Musical Instruments

Dealers

Musical Instrument Dealers

We tailor our policy to the needs of your business.

As one of the world’s leading musical instrument insurance brokers, Lark is renowned for providing the perfect, made to measure business insurance for dealers. Our bespoke policies are crafted with your individual musical instrument dealers business needs in mind and can provide cover for all your stock, tools, materials and machinery.

It’s not all just about insurance.  Our passionate team are on hand to help in a variety of ways because we see you as more than just a financial transaction, you're someone we want to build a long-standing and mutually beneficial relationship with. But don’t take just our word on it.

Any questions?

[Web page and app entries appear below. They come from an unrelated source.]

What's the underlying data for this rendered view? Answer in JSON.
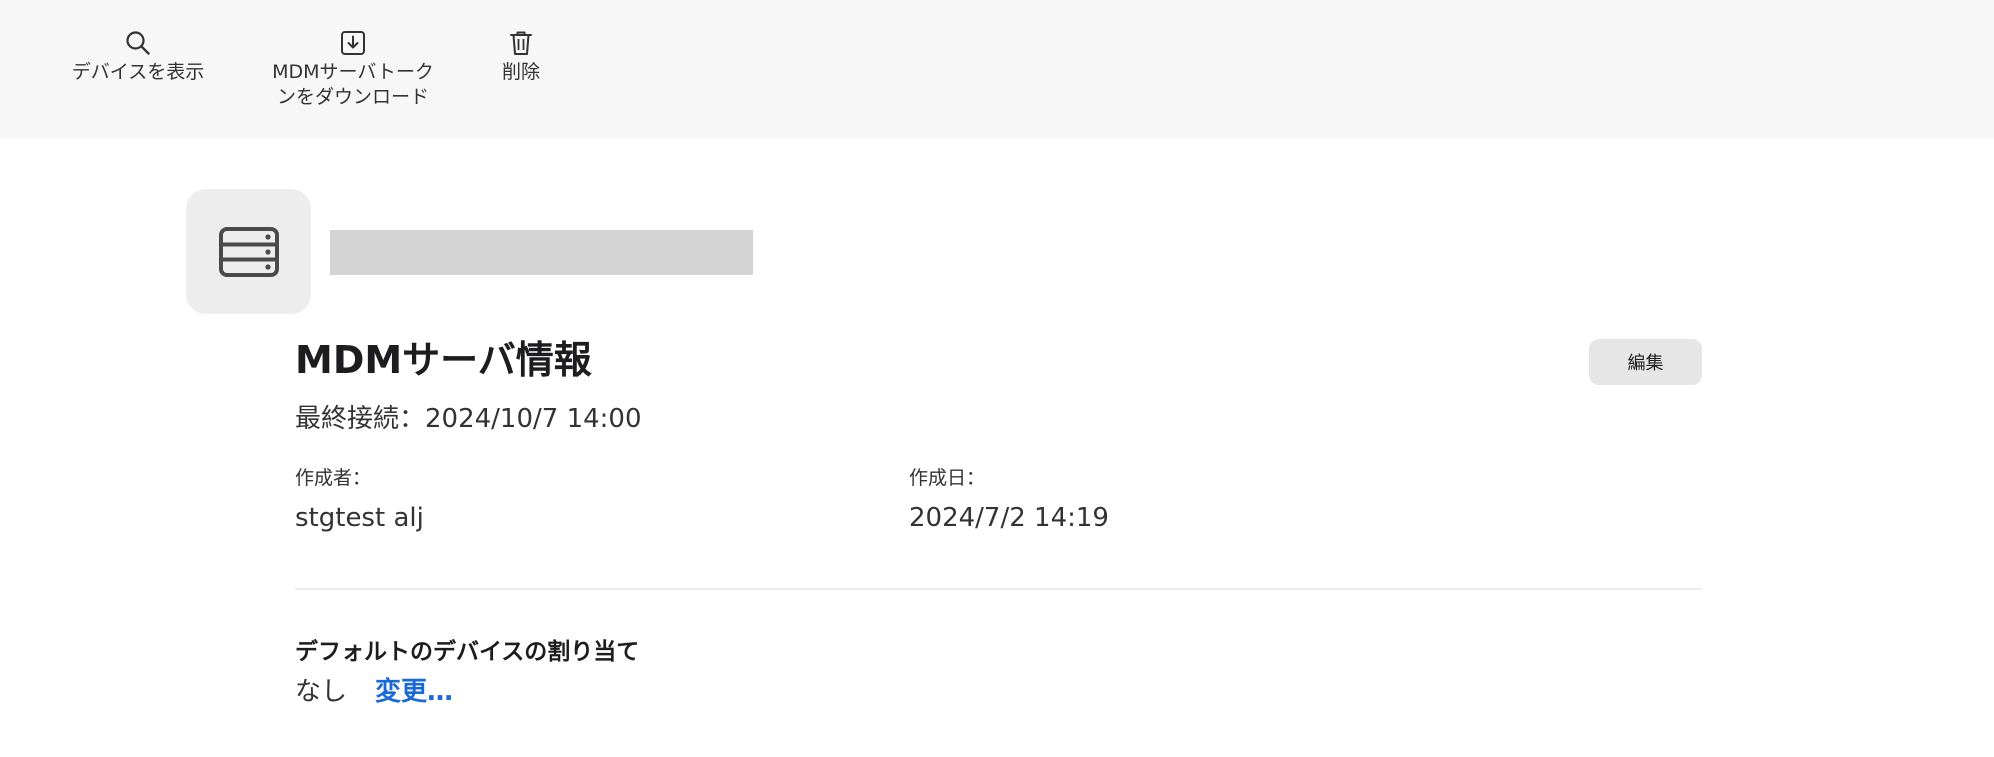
{
  "toolbar": {
    "items": [
      {
        "label": "デバイスを表示",
        "icon": "search-icon"
      },
      {
        "label_line1": "MDMサーバトーク",
        "label_line2": "ンをダウンロード",
        "icon": "download-icon"
      },
      {
        "label": "削除",
        "icon": "trash-icon"
      }
    ]
  },
  "server": {
    "icon": "server-icon"
  },
  "main": {
    "title": "MDMサーバ情報",
    "edit_label": "編集",
    "last_connection": "最終接続：2024/10/7 14:00",
    "created_by_label": "作成者：",
    "created_by_value": "stgtest alj",
    "created_date_label": "作成日：",
    "created_date_value": "2024/7/2 14:19"
  },
  "assignment": {
    "title": "デフォルトのデバイスの割り当て",
    "value": "なし",
    "change_label": "変更…"
  },
  "colors": {
    "toolbar_bg": "#f7f7f7",
    "link": "#1a6ad6",
    "button_bg": "#e6e6e6",
    "placeholder": "#d4d4d4"
  }
}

If you have any questions please check our comprehensive FAQ. If you can’t find an answer there,
Contact Lark for a quote

If you are visiting the website from Australia please contact EBM for all your musical instrument insurance needs.

FAQs

Our policies are issued on a 12 month contract.

We would recommend that you either have a valuation from another source or purchase receipt, we also rely on your own knowledge and expertise and would suggest you maintain up-to-date records on your books of account in the event of a claim.

Yes, subject to the limits (value of stock) specified under your policy.

Yes, if you accidentally damage the instrument (e.g. it is dropped on the floor) this would be included. However, we would not provide insurance for a bad repair, for example, if you glued a wrong part in error. We would expect you to be responsible for your own actions.

A loan agreement is in relation to instruments leant out to a third party. We would recommend that you first verify their identity, if not known to you already, by taking a copy of the passport, national identity card or divers licence.

The loan agreement should then be issued containing the name and address of the consignee, date of loan, period of loan or return date and description and value of item.

We would also suggest that they are not permitted to lend the instrument on to any other party, unless you have first provided your consent.

News & opinion